#### Your assignment:
Within the data below, determine how many lines contain "bērniem" and supply only that figure.

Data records
——————

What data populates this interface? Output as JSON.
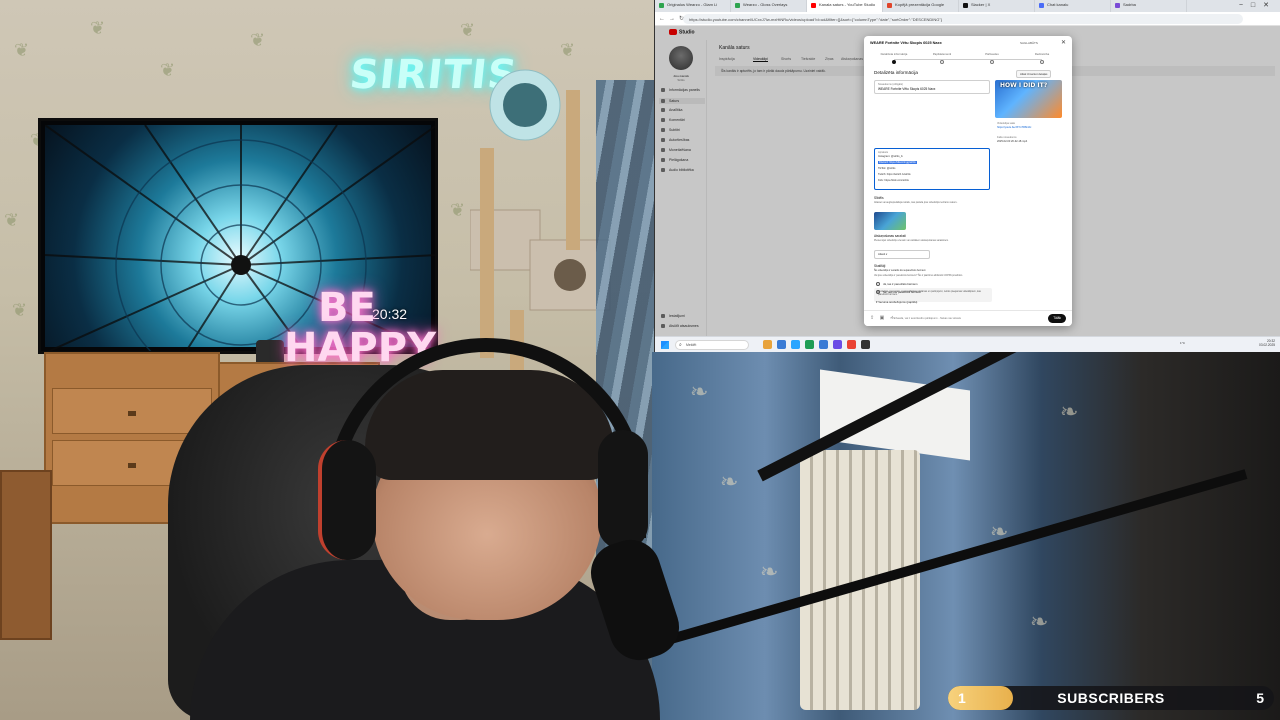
{
  "scene": {
    "neon_sign": "SIRITIS",
    "happy_sign_line1": "BE",
    "happy_sign_line2": "HAPPY",
    "tv_time": "20:32"
  },
  "browser": {
    "tabs": [
      {
        "label": "Originalus Wearzo - Glam Li",
        "color": "#2ea44f"
      },
      {
        "label": "Wearzo - Gloss Overlays",
        "color": "#2ea44f"
      },
      {
        "label": "Kanala saturs - YouTube Studio",
        "color": "#ff0000",
        "active": true
      },
      {
        "label": "Kopējā prezentācija Google",
        "color": "#e0442a"
      },
      {
        "label": "Slacker | X",
        "color": "#111111"
      },
      {
        "label": "Chat kanalu",
        "color": "#4a6cf7"
      },
      {
        "label": "Sadrba",
        "color": "#7a4bd6"
      }
    ],
    "url": "https://studio.youtube.com/channel/UCxxJ7lw-mxHtNRu/videos/upload?d=ud&filter=[]&sort={\"columnType\":\"date\",\"sortOrder\":\"DESCENDING\"}"
  },
  "yt": {
    "logo": "Studio",
    "channel_label": "Jūsu kanāls",
    "channel_name": "Siritis",
    "page_title": "Kanāla saturs",
    "main_tabs": [
      "Inspirācija",
      "Videoklipi",
      "Shorts",
      "Tiešraide",
      "Ziņas",
      "Atskaņošanas saraksti"
    ],
    "notice": "Šis kanāls ir apturēts, jo tam ir pārāk daudz pārkāpumu. Uzziniet vairāk.",
    "sidebar": [
      {
        "label": "Informācijas panelis"
      },
      {
        "label": "Saturs",
        "active": true
      },
      {
        "label": "Analītika"
      },
      {
        "label": "Komentāri"
      },
      {
        "label": "Subtitri"
      },
      {
        "label": "Autortiesības"
      },
      {
        "label": "Monetizēšana"
      },
      {
        "label": "Pielāgošana"
      },
      {
        "label": "Audio bibliotēka"
      },
      {
        "label": "Iestatījumi"
      },
      {
        "label": "Atsūtīt atsauksmes"
      }
    ]
  },
  "dialog": {
    "title": "WEARE Fortnite Vētu Skopis 6025 Naxx",
    "status": "SAGLABĀTS",
    "steps": [
      "Detalizēta informācija",
      "Papildelementi",
      "Pārbaudes",
      "Redzamība"
    ],
    "section_title": "Detalizēta informācija",
    "reuse_button": "Atkal izmantot detaļas",
    "title_field_label": "Nosaukums (obligāts)",
    "title_field_value": "WEARE Fortnite Vētu Skopis 6025 Naxx",
    "description_label": "Apraksts",
    "description_lines": [
      "Instagram: @siritis_lv",
      "Discord: https://discord.gg/siritis",
      "TikTok: @siritis",
      "Twitch: https://twitch.tv/siritis",
      "Kick: https://kick.com/siritis"
    ],
    "selected_line_index": 1,
    "thumb_overlay_text": "HOW I DID IT?",
    "video_link_label": "Videoklipa saite",
    "video_link_value": "https://youtu.be/JXYsTR8m0c",
    "filename_label": "Faila nosaukums",
    "filename_value": "2025-02-03 20-32-18.mp4",
    "thumbnail_head": "Sīktēls",
    "thumbnail_text": "Atlasiet vai augšupielādējiet attēlu, kas parāda jūsu videoklipā redzamo saturu.",
    "playlist_head": "Atskaņošanas saraksti",
    "playlist_text": "Pievienojiet videoklipu vienam vai vairākiem atskaņošanas sarakstiem.",
    "playlist_select": "Atlasīt",
    "audience_head": "Skatītāji",
    "audience_sub": "Šis videoklips ir iestatīts kā neparedzēts bērniem",
    "audience_text": "Vai jūsu videoklips ir paredzēts bērniem? Šis ir jāatzīmē atbilstoši COPPA prasībām.",
    "warn_text": "Funkcijas, piemēram, personalizētas reklāmas un paziņojumi, nebūs pieejamas videoklipiem, kas paredzēti bērniem.",
    "radio_yes": "Jā, tas ir paredzēts bērniem",
    "radio_no": "Nē, tas nav paredzēts bērniem",
    "age_restriction": "Vecuma ierobežojums (papildu)",
    "footer_text": "Pārbauda, vai ir autortiesību pārkāpumi... Nekas nav atrasts",
    "next_button": "Tālāk"
  },
  "taskbar": {
    "search_placeholder": "Meklēt",
    "weather": "1°C",
    "tray_time": "20:32",
    "tray_date": "03.02.2025",
    "app_colors": [
      "#e8a33c",
      "#3a7bd5",
      "#2aa5ff",
      "#1f9d55",
      "#3a7bd5",
      "#6b4ce6",
      "#ea4335",
      "#333333"
    ]
  },
  "overlay": {
    "sub_left": "1",
    "sub_label": "SUBSCRIBERS",
    "sub_right": "5",
    "sub_progress_fraction": 0.2
  }
}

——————

#### Reply:
5